# Data to use
###
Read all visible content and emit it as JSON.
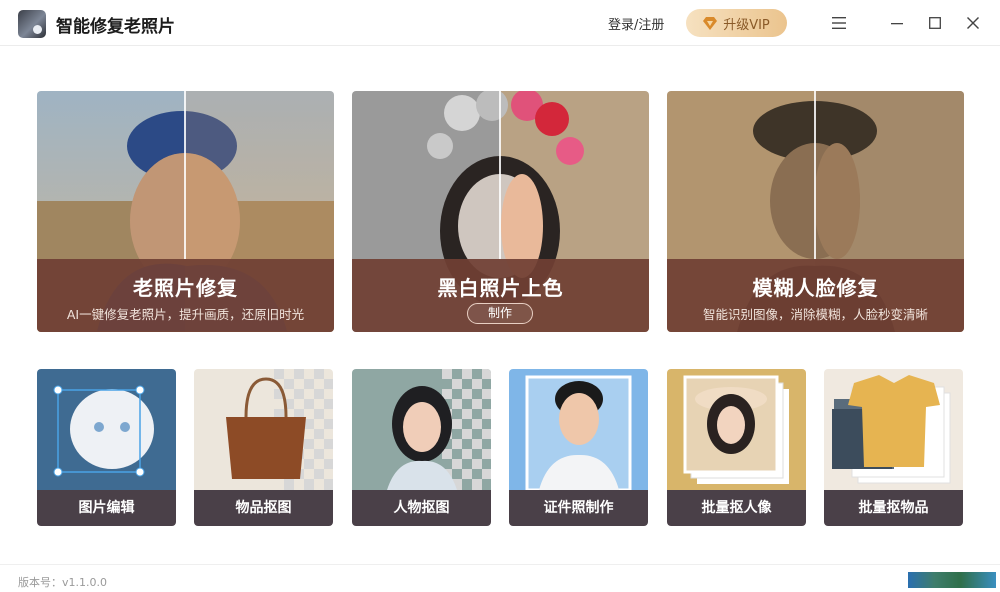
{
  "app": {
    "title": "智能修复老照片",
    "logo_icon": "app-logo-icon"
  },
  "header": {
    "login_label": "登录/注册",
    "vip_label": "升级VIP",
    "vip_icon": "diamond-icon"
  },
  "window_controls": [
    "menu-icon",
    "minimize-icon",
    "maximize-icon",
    "close-icon"
  ],
  "features": [
    {
      "title": "老照片修复",
      "subtitle": "AI一键修复老照片，提升画质，还原旧时光"
    },
    {
      "title": "黑白照片上色",
      "button": "制作"
    },
    {
      "title": "模糊人脸修复",
      "subtitle": "智能识别图像，消除模糊，人脸秒变清晰"
    }
  ],
  "tools": [
    {
      "label": "图片编辑"
    },
    {
      "label": "物品抠图"
    },
    {
      "label": "人物抠图"
    },
    {
      "label": "证件照制作"
    },
    {
      "label": "批量抠人像"
    },
    {
      "label": "批量抠物品"
    }
  ],
  "footer": {
    "version": "版本号：v1.1.0.0"
  },
  "colors": {
    "band": "#703f34",
    "tool_band": "#4a4048",
    "vip_start": "#f6e1c0",
    "vip_end": "#ebc48e"
  }
}
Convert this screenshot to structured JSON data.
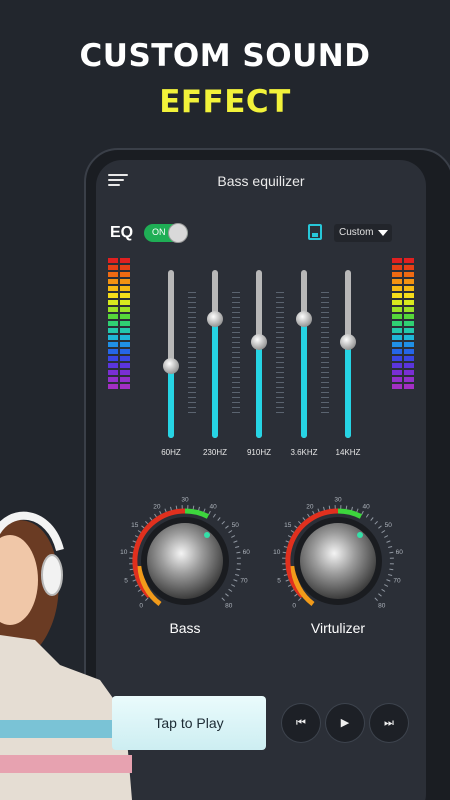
{
  "promo": {
    "line1": "CUSTOM SOUND",
    "line2": "EFFECT"
  },
  "header": {
    "title": "Bass equilizer",
    "menu_icon": "menu-icon"
  },
  "eq": {
    "label": "EQ",
    "toggle_text": "ON",
    "toggle_on": true,
    "save_icon": "save-icon",
    "preset": "Custom"
  },
  "bands": [
    {
      "label": "60HZ",
      "level": 0.43
    },
    {
      "label": "230HZ",
      "level": 0.71
    },
    {
      "label": "910HZ",
      "level": 0.57
    },
    {
      "label": "3.6KHZ",
      "level": 0.71
    },
    {
      "label": "14KHZ",
      "level": 0.57
    }
  ],
  "knobs": [
    {
      "label": "Bass",
      "ticks": [
        "0",
        "5",
        "10",
        "15",
        "20",
        "30",
        "40",
        "50",
        "60",
        "70",
        "80"
      ]
    },
    {
      "label": "Virtulizer",
      "ticks": [
        "0",
        "5",
        "10",
        "15",
        "20",
        "30",
        "40",
        "50",
        "60",
        "70",
        "80"
      ]
    }
  ],
  "player": {
    "tap_label": "Tap to Play",
    "controls": [
      {
        "name": "previous-icon",
        "glyph": "⏮"
      },
      {
        "name": "play-icon",
        "glyph": "▶"
      },
      {
        "name": "next-icon",
        "glyph": "⏭"
      }
    ]
  },
  "colors": {
    "accent": "#26d4e4",
    "toggle": "#1fae55",
    "promo_highlight": "#f2f23a"
  }
}
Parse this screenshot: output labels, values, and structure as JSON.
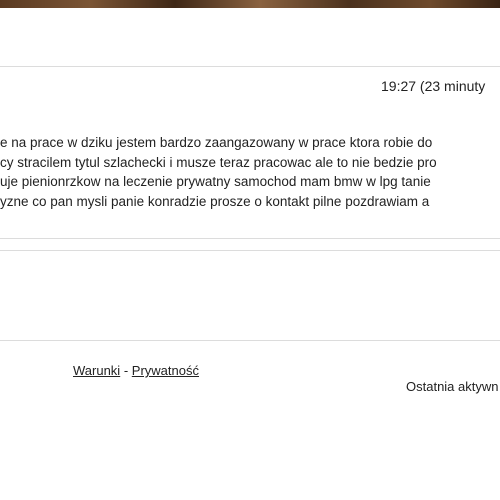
{
  "post": {
    "timestamp": "19:27 (23 minuty",
    "lines": [
      "e na prace w dziku jestem bardzo zaangazowany w prace ktora robie do",
      "cy stracilem tytul szlachecki i musze teraz pracowac ale to nie bedzie pro",
      "uje pienionrzkow na leczenie prywatny samochod mam bmw w lpg tanie",
      "yzne co pan mysli panie konradzie prosze o kontakt pilne pozdrawiam a"
    ]
  },
  "footer": {
    "terms_label": "Warunki",
    "separator": "-",
    "privacy_label": "Prywatność",
    "last_active": "Ostatnia aktywn"
  }
}
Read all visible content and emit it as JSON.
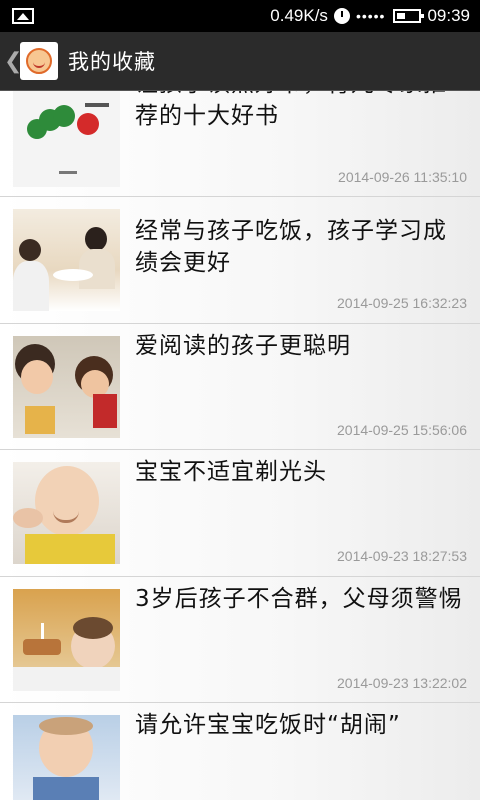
{
  "status_bar": {
    "speed": "0.49K/s",
    "signal": "•••••",
    "time": "09:39",
    "icons": [
      "image-icon",
      "clock-icon",
      "wifi-icon",
      "battery-icon"
    ]
  },
  "header": {
    "back_glyph": "❮",
    "title": "我的收藏"
  },
  "items": [
    {
      "title": "让孩子读点好书，育儿专家推荐的十大好书",
      "date": "2014-09-26 11:35:10"
    },
    {
      "title": "经常与孩子吃饭，孩子学习成绩会更好",
      "date": "2014-09-25 16:32:23"
    },
    {
      "title": "爱阅读的孩子更聪明",
      "date": "2014-09-25 15:56:06"
    },
    {
      "title": "宝宝不适宜剃光头",
      "date": "2014-09-23 18:27:53"
    },
    {
      "title": "3岁后孩子不合群，父母须警惕",
      "date": "2014-09-23 13:22:02"
    },
    {
      "title": "请允许宝宝吃饭时“胡闹”",
      "date": ""
    }
  ],
  "colors": {
    "title_bar": "#2b2b2b",
    "status_bar": "#000000",
    "date_text": "#9a9a9a",
    "divider": "#d5d5d5"
  }
}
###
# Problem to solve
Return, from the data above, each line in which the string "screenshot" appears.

# Answer for this exercise
Convert this screenshot to structured JSON data.
Parse this screenshot: output labels, values, and structure as JSON.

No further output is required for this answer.